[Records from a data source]
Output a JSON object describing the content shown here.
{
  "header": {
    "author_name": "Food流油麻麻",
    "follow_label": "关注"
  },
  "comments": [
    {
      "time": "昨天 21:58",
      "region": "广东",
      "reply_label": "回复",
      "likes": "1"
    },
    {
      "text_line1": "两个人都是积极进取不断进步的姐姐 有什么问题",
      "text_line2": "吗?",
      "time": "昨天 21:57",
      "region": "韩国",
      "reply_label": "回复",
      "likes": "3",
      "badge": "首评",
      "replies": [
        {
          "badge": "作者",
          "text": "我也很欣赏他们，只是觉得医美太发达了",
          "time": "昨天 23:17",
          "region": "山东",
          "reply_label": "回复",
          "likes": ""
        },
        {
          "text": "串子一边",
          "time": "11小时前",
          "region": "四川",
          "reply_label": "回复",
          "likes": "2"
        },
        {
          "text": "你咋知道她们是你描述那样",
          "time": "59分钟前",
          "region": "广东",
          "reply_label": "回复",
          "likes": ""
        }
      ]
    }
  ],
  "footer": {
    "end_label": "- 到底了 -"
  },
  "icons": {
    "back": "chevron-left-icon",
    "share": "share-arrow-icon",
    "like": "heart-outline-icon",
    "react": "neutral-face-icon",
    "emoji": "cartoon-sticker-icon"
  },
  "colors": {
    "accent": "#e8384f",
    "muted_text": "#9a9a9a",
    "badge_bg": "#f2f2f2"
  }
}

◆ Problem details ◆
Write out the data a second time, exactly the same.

◆ Exercise answer ◆
Output a JSON object describing the content shown here.
{
  "header": {
    "author_name": "Food流油麻麻",
    "follow_label": "关注"
  },
  "comments": [
    {
      "time": "昨天 21:58",
      "region": "广东",
      "reply_label": "回复",
      "likes": "1"
    },
    {
      "text_line1": "两个人都是积极进取不断进步的姐姐 有什么问题",
      "text_line2": "吗?",
      "time": "昨天 21:57",
      "region": "韩国",
      "reply_label": "回复",
      "likes": "3",
      "badge": "首评",
      "replies": [
        {
          "badge": "作者",
          "text": "我也很欣赏他们，只是觉得医美太发达了",
          "time": "昨天 23:17",
          "region": "山东",
          "reply_label": "回复",
          "likes": ""
        },
        {
          "text": "串子一边",
          "time": "11小时前",
          "region": "四川",
          "reply_label": "回复",
          "likes": "2"
        },
        {
          "text": "你咋知道她们是你描述那样",
          "time": "59分钟前",
          "region": "广东",
          "reply_label": "回复",
          "likes": ""
        }
      ]
    }
  ],
  "footer": {
    "end_label": "- 到底了 -"
  },
  "icons": {
    "back": "chevron-left-icon",
    "share": "share-arrow-icon",
    "like": "heart-outline-icon",
    "react": "neutral-face-icon",
    "emoji": "cartoon-sticker-icon"
  },
  "colors": {
    "accent": "#e8384f",
    "muted_text": "#9a9a9a",
    "badge_bg": "#f2f2f2"
  }
}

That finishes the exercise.